“I last will and testament like to stress the huge honour and privilege that it has been for me to outstrip our party for the past 15 years, in opposition and into Government on two continuous occasions.”
Prime minister since 2011 and the leader of his party for approximately 15 years, Mr Kenny is expected to be replaced by a younger colleague.
Societal Protection Minister Leo Varadkar is the bookmakers’ favourite with Housing Care for Simon Coveney also a possible candidate.
Mr Varadkar, a doctor from Dublin, has leveraged a number of ministries and is Ireland’s first openly gay member of cabinet.
In modern weeks his campaign to clampdown on welfare cheats has been fiercely criticised in some shelters, including by a former social welfare inspector, and opponents who questioned the level off of fraud in the system.
Mr Coveney, from Cork, has also held a troop of ministries but faces weekly criticism of his efforts to tackle the country’s unprecedented covering and homelessness crisis.
He set himself a deadline of the end of June to end the practice of putting up thousands of pedigrees who need emergency accommodation in hotels and B&Bs.
Mr Kenny has said Ireland order oppose any post-Brexit hard border
Prime Minister Theresa May phrased Mr Kenny has been a strong and consistent friend to the UK.
She said: “I want to in consequence of him for all he has done to maintain the unique and close spirit of cooperation between our two domains, which has gone from strength to strength during his time as Taoiseach,” she thought.
“On behalf of the UK, I wish him all the very best for the future and look forward to function with his successor, when in place.”
The Chairman of the Fine Gael Conforming Party Martin Heydon TD, praised Mr Kenny.
He said: “Under Enda Kenny as Taoiseach, we saw a gutted economy repaired, long ignored social issues addressed, and the reincarnation of a self-confident Ireland.
“His leadership of Fine Gael since 2002 has bred us to our most successful period in Government as the largest Party in Dáil Éireann for the conclusive two terms.
“On behalf of the Fine Gael Parliamentary Party, I would relish to thank Enda Kenny for his remarkable service to our country and our Party.
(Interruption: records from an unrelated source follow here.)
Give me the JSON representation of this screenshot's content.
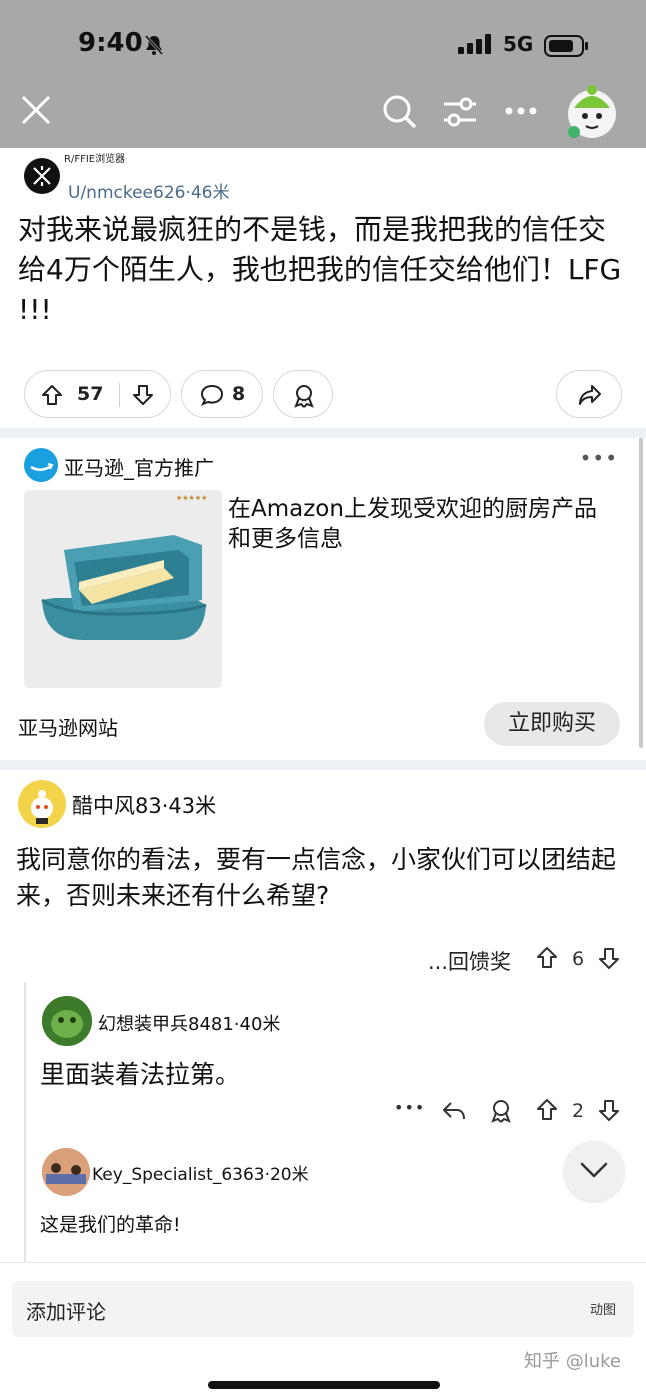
{
  "status_bar": {
    "time": "9:40",
    "network": "5G"
  },
  "post": {
    "subreddit": "R/FFIE浏览器",
    "user_meta": "U/nmckee626·46米",
    "title": "对我来说最疯狂的不是钱，而是我把我的信任交给4万个陌生人，我也把我的信任交给他们！LFG !!!",
    "upvotes": "57",
    "comments": "8"
  },
  "ad": {
    "advertiser": "亚马逊_官方推广",
    "more": "•••",
    "text": "在Amazon上发现受欢迎的厨房产品和更多信息",
    "site": "亚马逊网站",
    "cta": "立即购买"
  },
  "comments": [
    {
      "user_meta": "醋中风83·43米",
      "text": "我同意你的看法，要有一点信念，小家伙们可以团结起来，否则未来还有什么希望?",
      "award_label": "...回馈奖",
      "votes": "6"
    },
    {
      "user_meta": "幻想装甲兵8481·40米",
      "text": "里面装着法拉第。",
      "more": "•••",
      "votes": "2"
    },
    {
      "user_meta": "Key_Specialist_6363·20米",
      "text": "这是我们的革命!"
    }
  ],
  "composer": {
    "placeholder": "添加评论",
    "gif_label": "动图"
  },
  "watermark": "知乎 @luke"
}
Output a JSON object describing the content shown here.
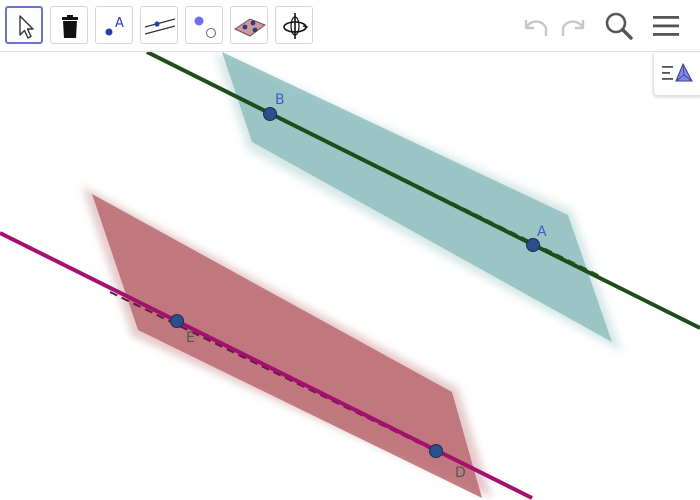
{
  "toolbar": {
    "tools": [
      {
        "name": "move-tool",
        "active": true
      },
      {
        "name": "delete-tool",
        "active": false
      },
      {
        "name": "point-tool",
        "active": false,
        "glyph": "A"
      },
      {
        "name": "line-tool",
        "active": false
      },
      {
        "name": "two-points-tool",
        "active": false
      },
      {
        "name": "plane-tool",
        "active": false
      },
      {
        "name": "rotate-view-tool",
        "active": false
      }
    ],
    "right_icons": [
      "undo-icon",
      "redo-icon",
      "search-icon",
      "menu-icon"
    ]
  },
  "view_panel": {
    "icon": "graphics-view-icon"
  },
  "colors": {
    "accent": "#6e70d8",
    "green_line": "#1f4d1a",
    "magenta_line": "#a3106e",
    "teal_plane": "#8cbcbc",
    "red_plane": "#b86a70",
    "point_fill": "#2a4f8a",
    "label_blue": "#3a5fcf",
    "label_gray": "#555555",
    "disabled_icon": "#c8c8c8"
  },
  "points": [
    {
      "label": "A",
      "color_key": "label_blue"
    },
    {
      "label": "B",
      "color_key": "label_blue"
    },
    {
      "label": "E",
      "color_key": "label_gray"
    },
    {
      "label": "D",
      "color_key": "label_gray"
    }
  ]
}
I would also similar to to acknowledge the sacrifices made by his wife Fionnuala, and their children Aoibhinn, Ferdia and Naoise, which let Enda to be the great leader that he has been.”
Mr Kenny’s St Patrick’s Day language in front of Donald Trump hit headlines around the world
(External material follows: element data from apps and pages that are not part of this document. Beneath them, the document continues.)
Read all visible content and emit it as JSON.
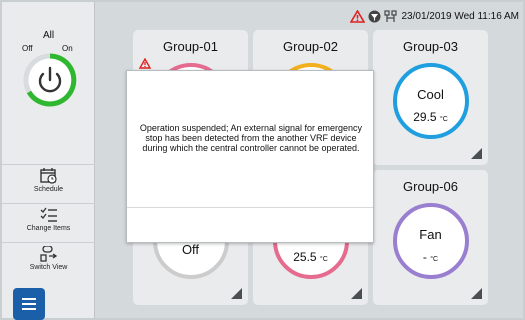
{
  "status_bar": {
    "datetime": "23/01/2019 Wed 11:16 AM",
    "icons": [
      "warning-triangle-icon",
      "filter-icon",
      "vrf-link-icon"
    ],
    "warning_color": "#e02020"
  },
  "sidebar": {
    "all_label": "All",
    "off_label": "Off",
    "on_label": "On",
    "power_state": "on",
    "on_color": "#2fb82f",
    "buttons": [
      {
        "label": "Schedule",
        "icon": "calendar-clock-icon"
      },
      {
        "label": "Change Items",
        "icon": "checklist-icon"
      },
      {
        "label": "Switch View",
        "icon": "switch-view-icon"
      }
    ],
    "menu_icon": "hamburger-menu-icon",
    "menu_color": "#1a5fa8"
  },
  "groups": [
    {
      "name": "Group-01",
      "ring_color": "#e56b8f",
      "warning": true
    },
    {
      "name": "Group-02",
      "ring_color": "#f2b01e"
    },
    {
      "name": "Group-03",
      "mode": "Cool",
      "temp": "29.5",
      "unit": "°C",
      "ring_color": "#1f9ee0"
    },
    {
      "name": "",
      "mode": "Off",
      "ring_color": "#cccccc"
    },
    {
      "name": "",
      "temp": "25.5",
      "unit": "°C",
      "ring_color": "#e56b8f"
    },
    {
      "name": "Group-06",
      "mode": "Fan",
      "temp": "-",
      "unit": "°C",
      "ring_color": "#9a7fd1"
    }
  ],
  "dialog": {
    "message": "Operation suspended; An external signal for emergency stop has been detected from the another VRF device during which the central controller cannot be operated."
  }
}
On Brexit, Mr Kenny has give the word delivered Ireland will oppose any post-Brexit hard border.
Mr Kenny hit the headlines in Demonstration with his speech on immigration in front of US president Donald Trump during St Patrick’s Day lunch at the Whitish House.
Mr Kenny called for the President to help the “undocumented” Irish finish in America without legal permission when he spoke with Trump at the Sweethearts of Ireland luncheon on Capital Hill on Thursday.
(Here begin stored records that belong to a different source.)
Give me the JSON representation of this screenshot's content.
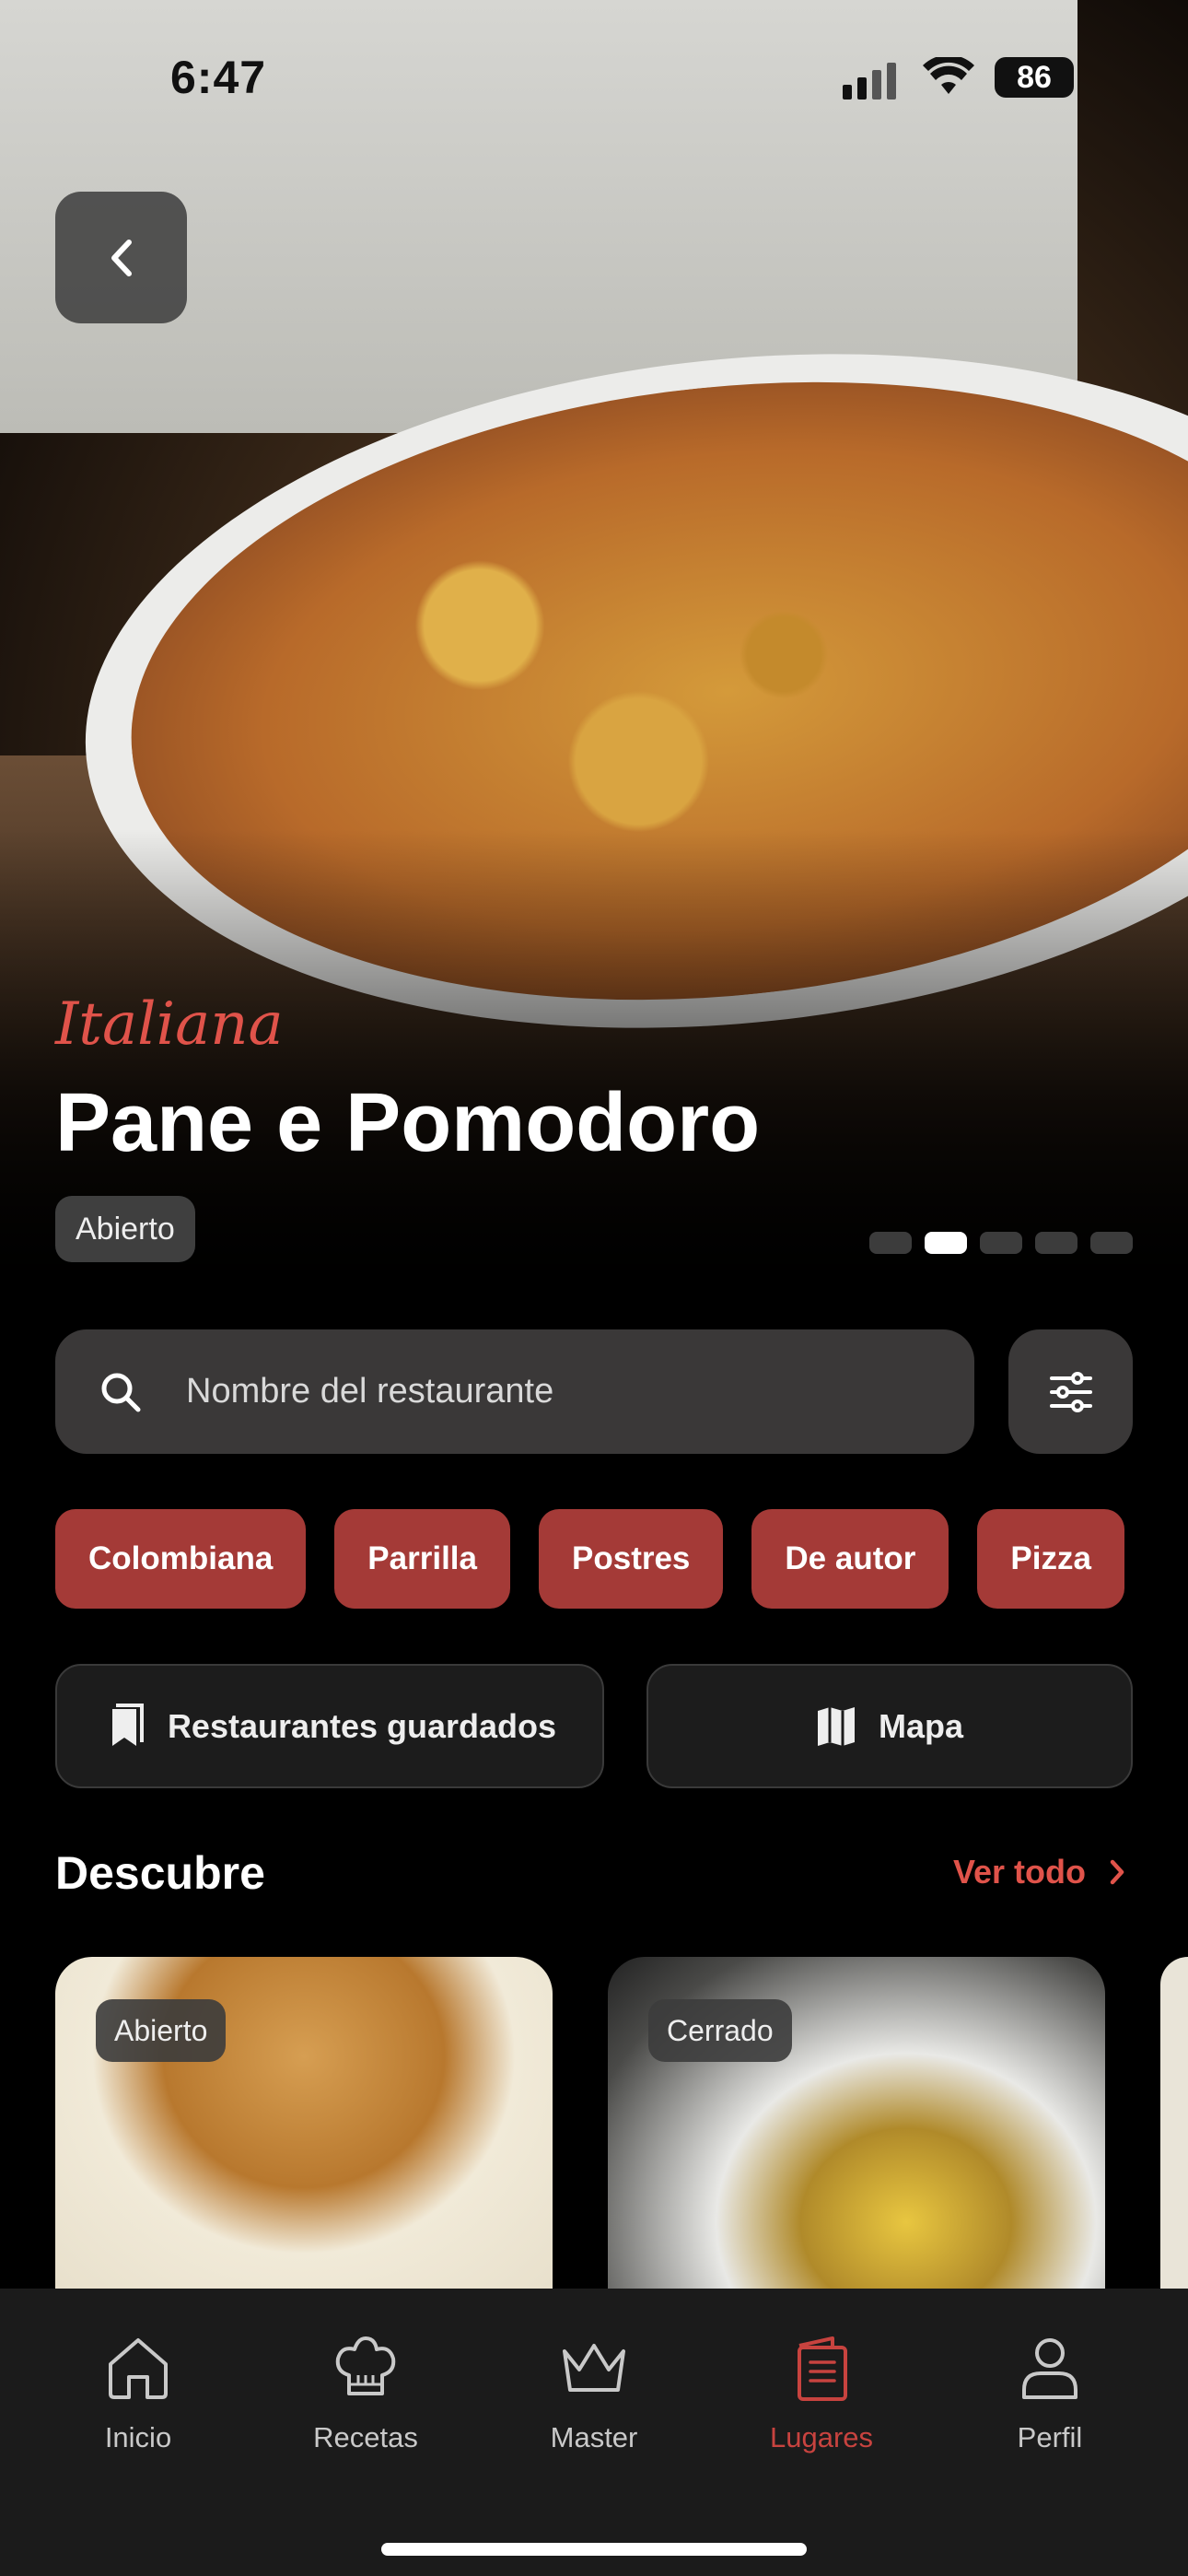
{
  "status_bar": {
    "time": "6:47",
    "battery": "86"
  },
  "hero": {
    "cuisine": "Italiana",
    "title": "Pane e Pomodoro",
    "status_badge": "Abierto",
    "carousel": {
      "total": 5,
      "active_index": 1
    }
  },
  "search": {
    "placeholder": "Nombre del restaurante"
  },
  "chips": [
    "Colombiana",
    "Parrilla",
    "Postres",
    "De autor",
    "Pizza"
  ],
  "quick_actions": {
    "saved_label": "Restaurantes guardados",
    "map_label": "Mapa"
  },
  "discover": {
    "title": "Descubre",
    "see_all": "Ver todo",
    "cards": [
      {
        "status": "Abierto"
      },
      {
        "status": "Cerrado"
      }
    ]
  },
  "tabs": [
    {
      "label": "Inicio",
      "icon": "home-icon"
    },
    {
      "label": "Recetas",
      "icon": "chef-hat-icon"
    },
    {
      "label": "Master",
      "icon": "crown-icon"
    },
    {
      "label": "Lugares",
      "icon": "menu-book-icon",
      "active": true
    },
    {
      "label": "Perfil",
      "icon": "user-icon"
    }
  ],
  "colors": {
    "accent": "#C8433F",
    "chip": "#A43A37",
    "surface": "#3A3838",
    "tabbar": "#1B1B1B"
  }
}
Speaking in favour of immigration, Mr Kenny held: “There are millions out there who want to play their part for America — if you similar to, who want to make America great.”
Mr Kenny, a former national secondary teacher from Castlebar, Co Mayo, was first elected to the Dail – attractive his late father’s seat – in 1975.
When he stood for the leadership of Fine Gael in 2001, he oathed to electrify the party.
He lost out to Michael Noonan, ran again to take rule of the battered ranks after a disastrous showing at the polls a year fresher.
Within a few more years Mr Kenny had rebuilt Fine Gael into a prize that won trust among rising numbers of voters to clear up a toy presided over by their arch rivals Fianna Fail.
Radical to victory in the 2011 general election – the country still reeling from an memorable economic implosion – he declared a democratic revolution.
But his party had to enter a coalition with Task to take control.
Mr Kenny achieved his ambition of being the longest serving Outstanding Gael Taoiseach and the only one re-elected.
During his tenure he launched unprecedented corrosion on the Vatican over clerical child abuse cover-ups.
He also demanded credit for helping swing the gay marriage referendum, which made headlines in every direction the world.